Since 2004 Edinburgh Art Festival has grown to be Scotland's largest annual visual arts festival, and comprising over 45 exhibitions across more than 30 venues. The festival has also commissioned or co-commissioned major artworks around the city by artists including Martin Creed, Callum Innes, Richard Wright and Susan Philipsz.

Following a scaled down offering in 2020 due to the Covid-19 Pandemic, Edinburgh Art Festival launched a hybrid programme for summer 2021. The 2021 festival included work by Isaac Julien, Archie Brennan, Emeka Ogboh, Alberta Whittle, Sekai Machache, Christine Borland, Andrew Gannon, Karla Black and Alison Watt among others.[9][10] Writing for the Art Newspaper, Tim Cornwell, noted that 'The Black Lives Matter movement continues to resonate strongly over this weekend's post-Covid opening of Edinburgh Art Festival (EAF)'.[10]


Venues in the festival include the Royal Botanic Garden, Jupiter Artland, Fruitmarket, Edinburgh Sculpture Workshop and National Galleries of Scotland.[11]

See also[edit]

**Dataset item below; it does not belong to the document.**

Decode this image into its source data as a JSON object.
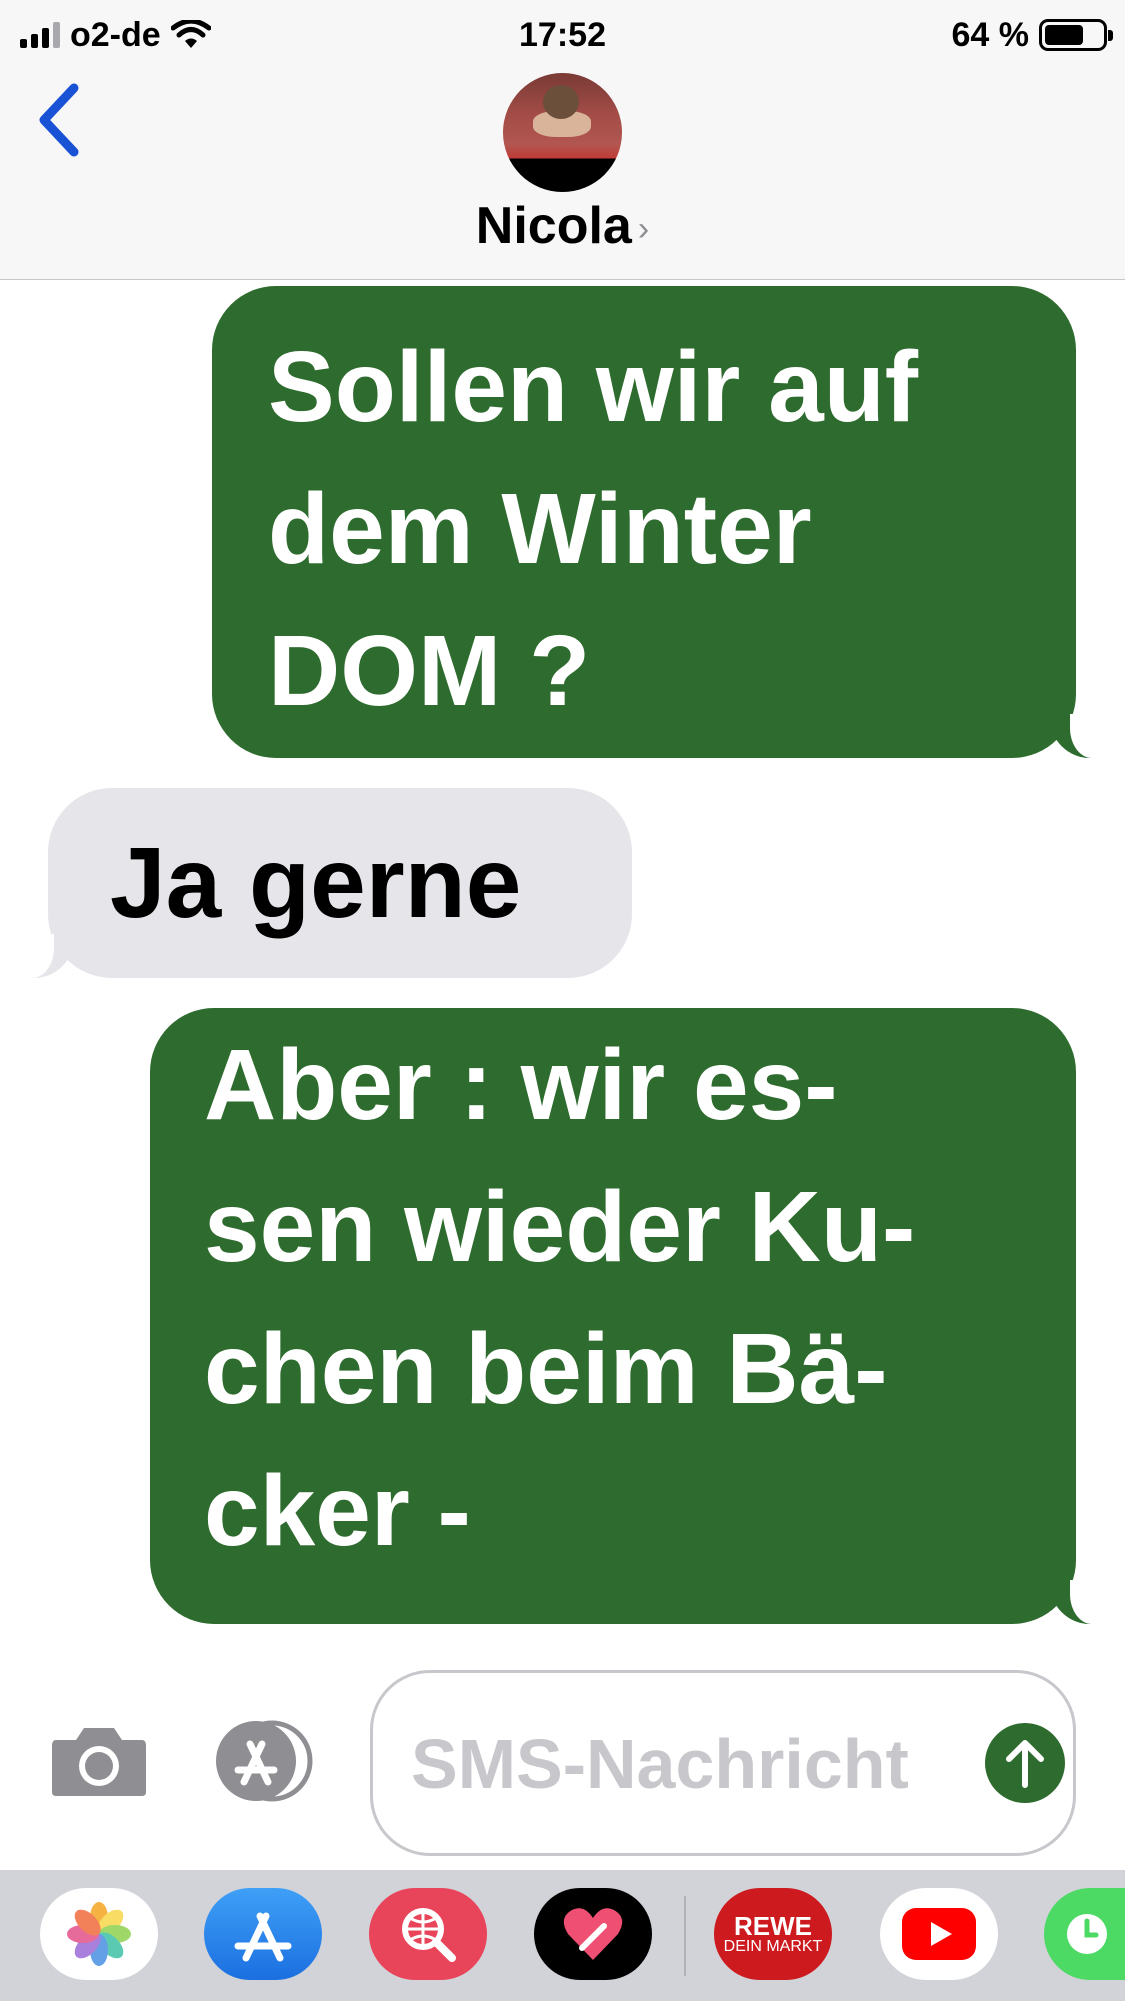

  1. ^ "BBC NEWS - Entertainment - The arts go on show in Edinburgh". bbc.co.uk.
  2. ^ "McAleese appointed Director of Edinburgh Art Festival". April 2022.
  3. ^ "Collective appoint new Director". March 2022.
  4. ^ "Lost Edinburgh: the first Edinburgh Festival". www.scotsman.com. Retrieved 25 August 2021.
  5. ^ Exhibition of Paintings by Pierre Bonnard & Édouard Vuillard, 17 August-18 September 1948. Royal Scottish Academy, Edinburgh. 1948.
  6. ^ "Emily Speed: Human Castle". a-n The Artists Information Company. Retrieved 13 March 2021.
  7. ^ "Edinburgh Art Festival". edinburgh-history.co.uk.
  8. ^ "History of the Festivals". Edinburgh Festivals. Retrieved 25 August 2021.
  9. ^ "Grief, loss and resurrections at Edinburgh art festival – review". the Guardian. 5 August 2021. Retrieved 25 August 2021.
  10. ^ a b "Black Lives Matter resonates throughout Edinburgh Art Festival". www.theartnewspaper.com. Retrieved 25 August 2021.
  11. ^ "Listings: Art Festival | Edinburgh Festival". edinburghfestival.list.co.uk. Retrieved 25 August 2021.

External links[edit]